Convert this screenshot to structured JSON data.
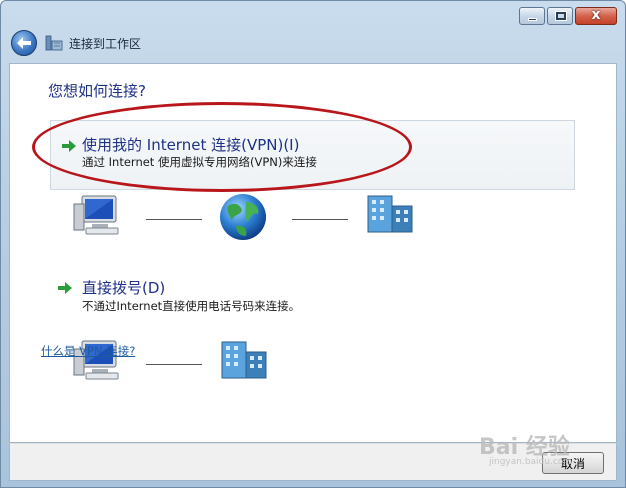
{
  "window": {
    "title": "连接到工作区"
  },
  "caption": {
    "minimize": "",
    "maximize": "",
    "close": "x"
  },
  "main": {
    "question": "您想如何连接?",
    "options": [
      {
        "title": "使用我的 Internet 连接(VPN)(I)",
        "description": "通过 Internet 使用虚拟专用网络(VPN)来连接"
      },
      {
        "title": "直接拨号(D)",
        "description": "不通过Internet直接使用电话号码来连接。"
      }
    ],
    "help_link": "什么是 VPN 连接?"
  },
  "footer": {
    "cancel_label": "取消"
  },
  "watermark": {
    "text": "Bai 经验",
    "sub": "jingyan.baidu.com"
  },
  "icons": {
    "back": "back-arrow-icon",
    "window": "network-icon",
    "option_arrow": "green-arrow-icon",
    "computer": "computer-icon",
    "globe": "globe-icon",
    "building": "office-building-icon"
  },
  "colors": {
    "heading": "#1e3287",
    "highlight_circle": "#b8161b",
    "link": "#1e5aa0"
  }
}
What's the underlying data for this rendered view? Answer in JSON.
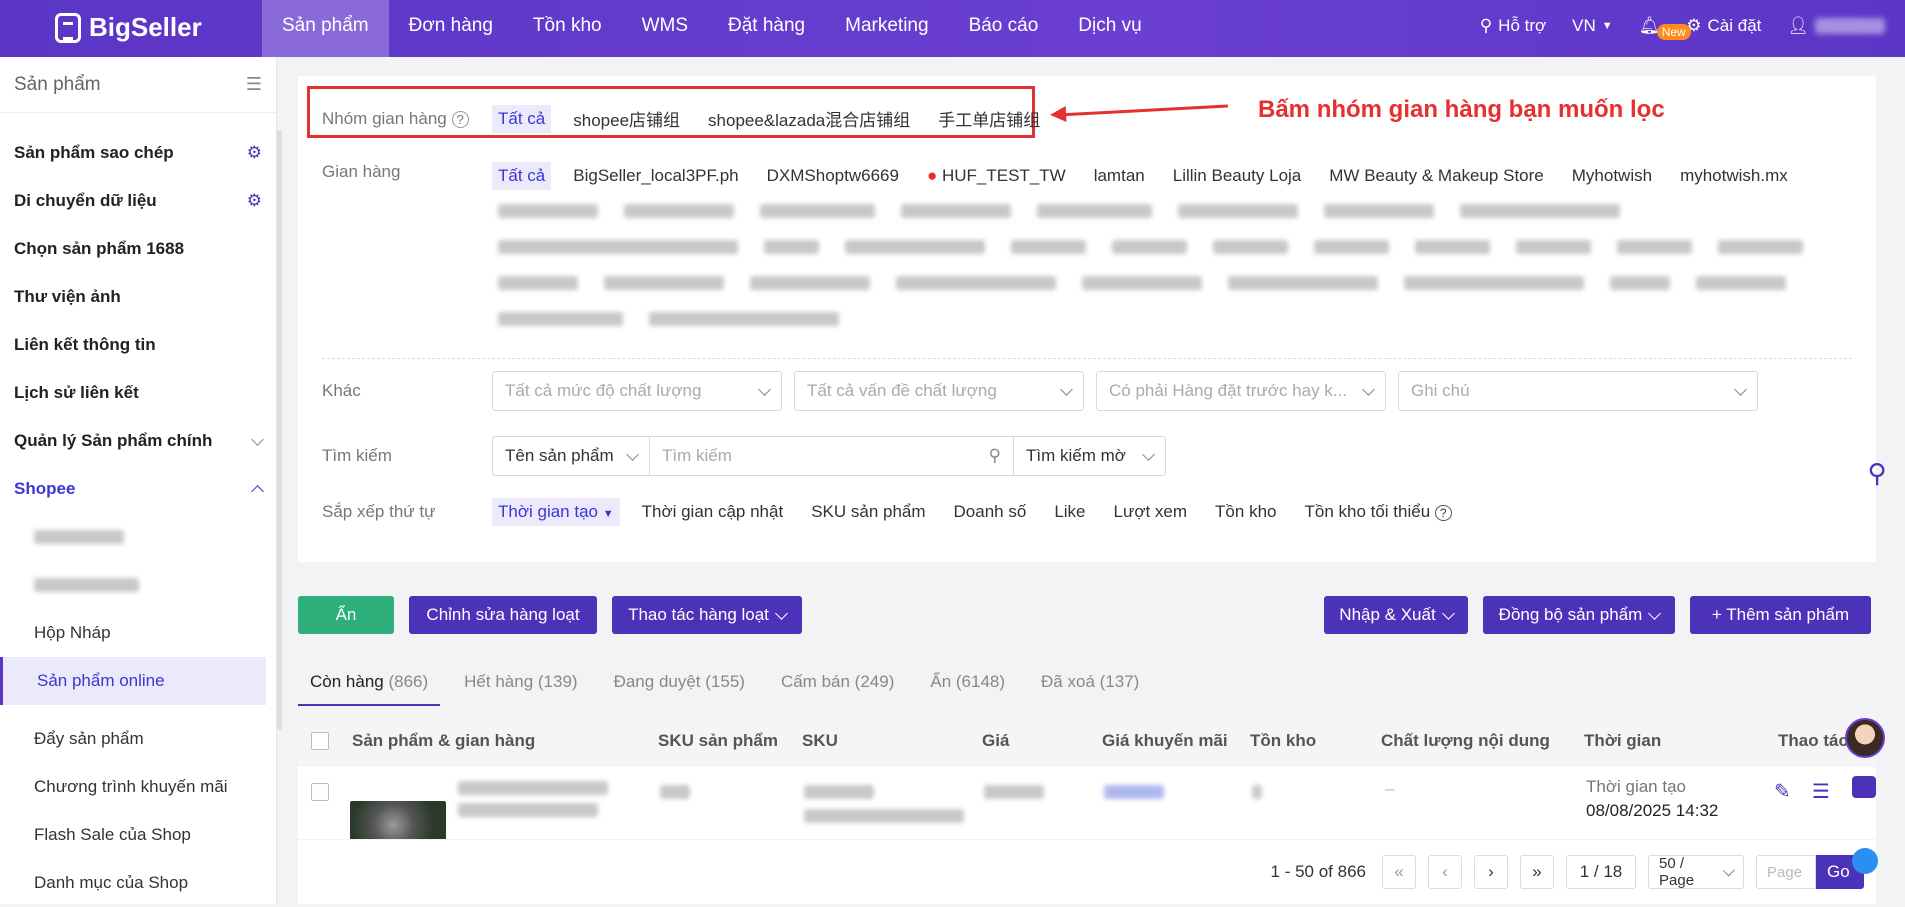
{
  "brand": "BigSeller",
  "nav": [
    "Sản phẩm",
    "Đơn hàng",
    "Tồn kho",
    "WMS",
    "Đặt hàng",
    "Marketing",
    "Báo cáo",
    "Dịch vụ"
  ],
  "topright": {
    "support": "Hỗ trợ",
    "lang": "VN",
    "new_badge": "New",
    "settings": "Cài đặt"
  },
  "sidebar": {
    "title": "Sản phẩm",
    "items": [
      "Sản phẩm sao chép",
      "Di chuyển dữ liệu",
      "Chọn sản phẩm 1688",
      "Thư viện ảnh",
      "Liên kết thông tin",
      "Lịch sử liên kết",
      "Quản lý Sản phẩm chính",
      "Shopee"
    ],
    "subs": [
      "Hộp Nháp",
      "Sản phẩm online",
      "Đẩy sản phẩm",
      "Chương trình khuyến mãi",
      "Flash Sale của Shop",
      "Danh mục của Shop"
    ]
  },
  "filters": {
    "group_label": "Nhóm gian hàng",
    "group_chips": [
      "Tất cả",
      "shopee店铺组",
      "shopee&lazada混合店铺组",
      "手工单店铺组"
    ],
    "annotation": "Bấm nhóm gian hàng bạn muốn lọc",
    "store_label": "Gian hàng",
    "store_chips": [
      "Tất cả",
      "BigSeller_local3PF.ph",
      "DXMShoptw6669",
      "HUF_TEST_TW",
      "lamtan",
      "Lillin Beauty Loja",
      "MW Beauty & Makeup Store",
      "Myhotwish",
      "myhotwish.mx"
    ],
    "other_label": "Khác",
    "other_selects": [
      "Tất cả mức độ chất lượng",
      "Tất cả vấn đề chất lượng",
      "Có phải Hàng đặt trước hay k...",
      "Ghi chú"
    ],
    "search_label": "Tìm kiếm",
    "search_field": "Tên sản phẩm",
    "search_placeholder": "Tìm kiếm",
    "search_mode": "Tìm kiếm mờ",
    "sort_label": "Sắp xếp thứ tự",
    "sort_chips": [
      "Thời gian tạo",
      "Thời gian cập nhật",
      "SKU sản phẩm",
      "Doanh số",
      "Like",
      "Lượt xem",
      "Tồn kho",
      "Tồn kho tối thiểu"
    ]
  },
  "toolbar": {
    "hide": "Ẩn",
    "bulk_edit": "Chỉnh sửa hàng loạt",
    "bulk_ops": "Thao tác hàng loạt",
    "import_export": "Nhập & Xuất",
    "sync": "Đồng bộ sản phẩm",
    "add": "+ Thêm sản phẩm"
  },
  "tabs": [
    {
      "label": "Còn hàng",
      "count": "(866)"
    },
    {
      "label": "Hết hàng",
      "count": "(139)"
    },
    {
      "label": "Đang duyệt",
      "count": "(155)"
    },
    {
      "label": "Cấm bán",
      "count": "(249)"
    },
    {
      "label": "Ẩn",
      "count": "(6148)"
    },
    {
      "label": "Đã xoá",
      "count": "(137)"
    }
  ],
  "table": {
    "headers": [
      "Sản phẩm & gian hàng",
      "SKU sản phẩm",
      "SKU",
      "Giá",
      "Giá khuyến mãi",
      "Tồn kho",
      "Chất lượng nội dung",
      "Thời gian",
      "Thao tác"
    ],
    "row": {
      "time_label": "Thời gian tạo",
      "time_value": "08/08/2025 14:32"
    }
  },
  "pagination": {
    "range": "1 - 50 of 866",
    "page": "1 / 18",
    "per_page": "50 / Page",
    "page_placeholder": "Page",
    "go": "Go"
  }
}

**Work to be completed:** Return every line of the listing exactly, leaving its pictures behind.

**Solution to this task:**
Convert this screenshot to structured JSON data.
{
  "window": {
    "title": "连接到工作区"
  },
  "caption": {
    "minimize": "",
    "maximize": "",
    "close": "x"
  },
  "main": {
    "question": "您想如何连接?",
    "options": [
      {
        "title": "使用我的 Internet 连接(VPN)(I)",
        "description": "通过 Internet 使用虚拟专用网络(VPN)来连接"
      },
      {
        "title": "直接拨号(D)",
        "description": "不通过Internet直接使用电话号码来连接。"
      }
    ],
    "help_link": "什么是 VPN 连接?"
  },
  "footer": {
    "cancel_label": "取消"
  },
  "watermark": {
    "text": "Bai 经验",
    "sub": "jingyan.baidu.com"
  },
  "icons": {
    "back": "back-arrow-icon",
    "window": "network-icon",
    "option_arrow": "green-arrow-icon",
    "computer": "computer-icon",
    "globe": "globe-icon",
    "building": "office-building-icon"
  },
  "colors": {
    "heading": "#1e3287",
    "highlight_circle": "#b8161b",
    "link": "#1e5aa0"
  }
}
What's the underlying data for this rendered view? Answer in JSON.
{
  "brand": "BigSeller",
  "nav": [
    "Sản phẩm",
    "Đơn hàng",
    "Tồn kho",
    "WMS",
    "Đặt hàng",
    "Marketing",
    "Báo cáo",
    "Dịch vụ"
  ],
  "topright": {
    "support": "Hỗ trợ",
    "lang": "VN",
    "new_badge": "New",
    "settings": "Cài đặt"
  },
  "sidebar": {
    "title": "Sản phẩm",
    "items": [
      "Sản phẩm sao chép",
      "Di chuyển dữ liệu",
      "Chọn sản phẩm 1688",
      "Thư viện ảnh",
      "Liên kết thông tin",
      "Lịch sử liên kết",
      "Quản lý Sản phẩm chính",
      "Shopee"
    ],
    "subs": [
      "Hộp Nháp",
      "Sản phẩm online",
      "Đẩy sản phẩm",
      "Chương trình khuyến mãi",
      "Flash Sale của Shop",
      "Danh mục của Shop"
    ]
  },
  "filters": {
    "group_label": "Nhóm gian hàng",
    "group_chips": [
      "Tất cả",
      "shopee店铺组",
      "shopee&lazada混合店铺组",
      "手工单店铺组"
    ],
    "annotation": "Bấm nhóm gian hàng bạn muốn lọc",
    "store_label": "Gian hàng",
    "store_chips": [
      "Tất cả",
      "BigSeller_local3PF.ph",
      "DXMShoptw6669",
      "HUF_TEST_TW",
      "lamtan",
      "Lillin Beauty Loja",
      "MW Beauty & Makeup Store",
      "Myhotwish",
      "myhotwish.mx"
    ],
    "other_label": "Khác",
    "other_selects": [
      "Tất cả mức độ chất lượng",
      "Tất cả vấn đề chất lượng",
      "Có phải Hàng đặt trước hay k...",
      "Ghi chú"
    ],
    "search_label": "Tìm kiếm",
    "search_field": "Tên sản phẩm",
    "search_placeholder": "Tìm kiếm",
    "search_mode": "Tìm kiếm mờ",
    "sort_label": "Sắp xếp thứ tự",
    "sort_chips": [
      "Thời gian tạo",
      "Thời gian cập nhật",
      "SKU sản phẩm",
      "Doanh số",
      "Like",
      "Lượt xem",
      "Tồn kho",
      "Tồn kho tối thiểu"
    ]
  },
  "toolbar": {
    "hide": "Ẩn",
    "bulk_edit": "Chỉnh sửa hàng loạt",
    "bulk_ops": "Thao tác hàng loạt",
    "import_export": "Nhập & Xuất",
    "sync": "Đồng bộ sản phẩm",
    "add": "+ Thêm sản phẩm"
  },
  "tabs": [
    {
      "label": "Còn hàng",
      "count": "(866)"
    },
    {
      "label": "Hết hàng",
      "count": "(139)"
    },
    {
      "label": "Đang duyệt",
      "count": "(155)"
    },
    {
      "label": "Cấm bán",
      "count": "(249)"
    },
    {
      "label": "Ẩn",
      "count": "(6148)"
    },
    {
      "label": "Đã xoá",
      "count": "(137)"
    }
  ],
  "table": {
    "headers": [
      "Sản phẩm & gian hàng",
      "SKU sản phẩm",
      "SKU",
      "Giá",
      "Giá khuyến mãi",
      "Tồn kho",
      "Chất lượng nội dung",
      "Thời gian",
      "Thao tác"
    ],
    "row": {
      "time_label": "Thời gian tạo",
      "time_value": "08/08/2025 14:32"
    }
  },
  "pagination": {
    "range": "1 - 50 of 866",
    "page": "1 / 18",
    "per_page": "50 / Page",
    "page_placeholder": "Page",
    "go": "Go"
  }
}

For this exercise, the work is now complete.